Freemasonry is a society of men concerned with moral and spiritual values. Its members are taught its precepts
by a series of ritual dramas, which follow ancient forms and use stonemasons' customs and tools as allegorical
The Essential Qualification for Membership:
The essential qualification for admission into and continuing membership is a belief in a Supreme Being. Membership
is open to men of any race or religion who can fulfill this essential qualification and are of good repute.
Freemasonry and Religion:
Freemasonry is not a religion, nor is it a substitute for religion. Its essential qualification opens it to men
of many religions and it expects them to continue to follow their own faith. It does not allow religion to be discussed
at its meetings.
The Three Great Principles:
For many years Freemasons have followed three great principles:
Brotherly Love - Every true Freemason will show tolerance and respect for the opinions of others and
behave with kindness and understanding to his fellow creatures.
Relief - Freemasons are taught to practice charity, and to care, not only for their own, but also for
the community as a whole, both by charitable giving, and by voluntary efforts and works as individuals.
Truth - Freemasons strive for truth, requiring high moral standards and aiming to achieve them in their
Freemasons believe that these principles represent a way of achieving higher standards in life.
From its earliest days, Freemasonry has been concerned with the care of orphans, the sick and the aged. This
work continues today. In addition, large sums are given to national and local charities.
Freemasonry and Society:
Freemasonry demands from its members a respect for the law of the country in which a man works and lives. Its
principles do not in ay way conflict with its members' duties as citizens, but should strengthen them in fulfilling
their private and public responsibilities. The use by a Freemason of their membership to promote his own or anyone
else's business, professional or personal interests is condemned, and is contrary to the conditions on which he
sought admission to Freemasonry. His duty as a citizen must always prevail over any obligation to other Freemasons,
and any attempt to shield a Freemason who has acted dishonorably or unlawfully is contrary to this prime duty.
The secrets of Freemasonry are concerned with its traditional modes of recognition. It is not a secret society,
since all members are free to acknowledge their membership and will do so in response to inquiries for respectable
reasons. Its constitutions and rules are available to the public. There is no secret about any of its aims and
principles. Like many other societies, it regards some of its internal affairs as private matters for its members.
Freemasonry and Politics:
Freemasonry is non-political, and the discussion of politics at Masonic meetings is forbidden.
Other Masonic Bodies:
Freemasonry is practiced under many independent Grand Lodges with similar standards.
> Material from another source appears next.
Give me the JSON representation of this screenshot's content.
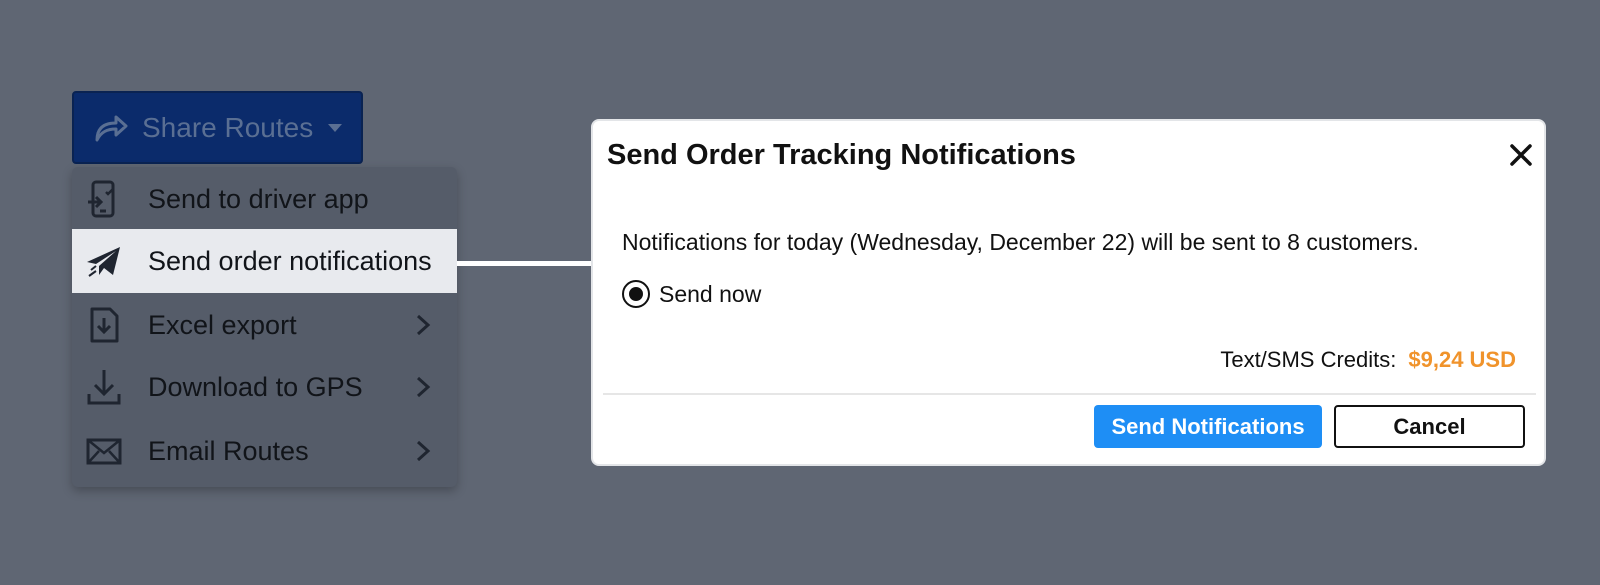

There are some Grand Lodges
and other apparently masonic bodies which do not meet these standards, e.g. which do not require a belief in a
Supreme Being, or which allow or encourage their members to participate in political matters as a group. These
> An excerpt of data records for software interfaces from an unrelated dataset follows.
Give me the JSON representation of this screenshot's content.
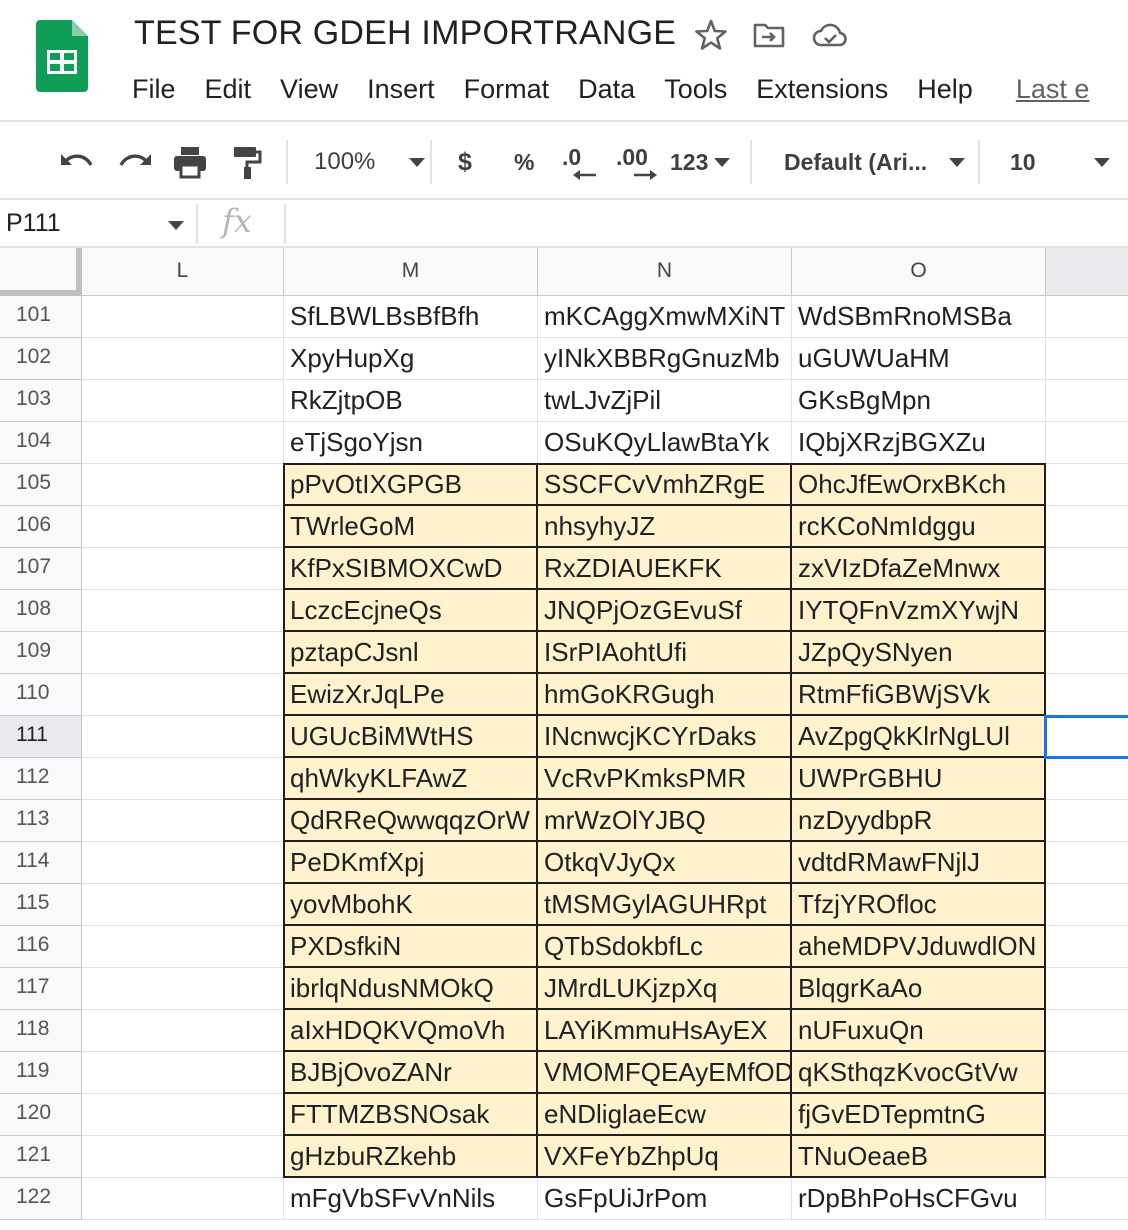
{
  "app": {
    "doc_title": "TEST FOR GDEH IMPORTRANGE",
    "icons": [
      "sheets-logo-icon",
      "star-icon",
      "move-to-folder-icon",
      "cloud-status-icon"
    ],
    "brand_color": "#0f9d58"
  },
  "menu": {
    "items": [
      "File",
      "Edit",
      "View",
      "Insert",
      "Format",
      "Data",
      "Tools",
      "Extensions",
      "Help"
    ],
    "last_edit": "Last e"
  },
  "toolbar": {
    "zoom": "100%",
    "currency": "$",
    "percent": "%",
    "decrease_decimals": ".0",
    "increase_decimals": ".00",
    "more_formats": "123",
    "font": "Default (Ari...",
    "font_size": "10"
  },
  "formula_bar": {
    "cell_ref": "P111",
    "fx": "fx",
    "value": ""
  },
  "sheet": {
    "columns": [
      "L",
      "M",
      "N",
      "O"
    ],
    "selected_row": 111,
    "highlight_color": "#fff2cc",
    "selection_color": "#1a73e8",
    "rows": [
      {
        "num": "101",
        "M": "SfLBWLBsBfBfh",
        "N": "mKCAggXmwMXiNT",
        "O": "WdSBmRnoMSBa"
      },
      {
        "num": "102",
        "M": "XpyHupXg",
        "N": "yINkXBBRgGnuzMb",
        "O": "uGUWUaHM"
      },
      {
        "num": "103",
        "M": "RkZjtpOB",
        "N": "twLJvZjPil",
        "O": "GKsBgMpn"
      },
      {
        "num": "104",
        "M": "eTjSgoYjsn",
        "N": "OSuKQyLlawBtaYk",
        "O": "IQbjXRzjBGXZu"
      },
      {
        "num": "105",
        "M": "pPvOtIXGPGB",
        "N": "SSCFCvVmhZRgE",
        "O": "OhcJfEwOrxBKch"
      },
      {
        "num": "106",
        "M": "TWrleGoM",
        "N": "nhsyhyJZ",
        "O": "rcKCoNmIdggu"
      },
      {
        "num": "107",
        "M": "KfPxSIBMOXCwD",
        "N": "RxZDIAUEKFK",
        "O": "zxVIzDfaZeMnwx"
      },
      {
        "num": "108",
        "M": "LczcEcjneQs",
        "N": "JNQPjOzGEvuSf",
        "O": "IYTQFnVzmXYwjN"
      },
      {
        "num": "109",
        "M": "pztapCJsnl",
        "N": "ISrPIAohtUfi",
        "O": "JZpQySNyen"
      },
      {
        "num": "110",
        "M": "EwizXrJqLPe",
        "N": "hmGoKRGugh",
        "O": "RtmFfiGBWjSVk"
      },
      {
        "num": "111",
        "M": "UGUcBiMWtHS",
        "N": "INcnwcjKCYrDaks",
        "O": "AvZpgQkKlrNgLUl"
      },
      {
        "num": "112",
        "M": "qhWkyKLFAwZ",
        "N": "VcRvPKmksPMR",
        "O": "UWPrGBHU"
      },
      {
        "num": "113",
        "M": "QdRReQwwqqzOrW",
        "N": "mrWzOlYJBQ",
        "O": "nzDyydbpR"
      },
      {
        "num": "114",
        "M": "PeDKmfXpj",
        "N": "OtkqVJyQx",
        "O": "vdtdRMawFNjlJ"
      },
      {
        "num": "115",
        "M": "yovMbohK",
        "N": "tMSMGylAGUHRpt",
        "O": "TfzjYROfloc"
      },
      {
        "num": "116",
        "M": "PXDsfkiN",
        "N": "QTbSdokbfLc",
        "O": "aheMDPVJduwdlON"
      },
      {
        "num": "117",
        "M": "ibrlqNdusNMOkQ",
        "N": "JMrdLUKjzpXq",
        "O": "BlqgrKaAo"
      },
      {
        "num": "118",
        "M": "aIxHDQKVQmoVh",
        "N": "LAYiKmmuHsAyEX",
        "O": "nUFuxuQn"
      },
      {
        "num": "119",
        "M": "BJBjOvoZANr",
        "N": "VMOMFQEAyEMfOD",
        "O": "qKSthqzKvocGtVw"
      },
      {
        "num": "120",
        "M": "FTTMZBSNOsak",
        "N": "eNDliglaeEcw",
        "O": "fjGvEDTepmtnG"
      },
      {
        "num": "121",
        "M": "gHzbuRZkehb",
        "N": "VXFeYbZhpUq",
        "O": "TNuOeaeB"
      },
      {
        "num": "122",
        "M": "mFgVbSFvVnNils",
        "N": "GsFpUiJrPom",
        "O": "rDpBhPoHsCFGvu"
      }
    ]
  }
}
Grand Lodges and bodies are not recognized by the majority of Grand Lodges as being Masonically regular, and masonic
contact with them is forbidden.
A Freemason is encouraged to do his duty first to God (by whatever name he is known) through his faith and religious
practice; and then, without detriment to his family and those dependent on him, to his neighbor through charity
None of these ideas is exclusively Masonic, but all should be universally acceptable. Freemasons are expected to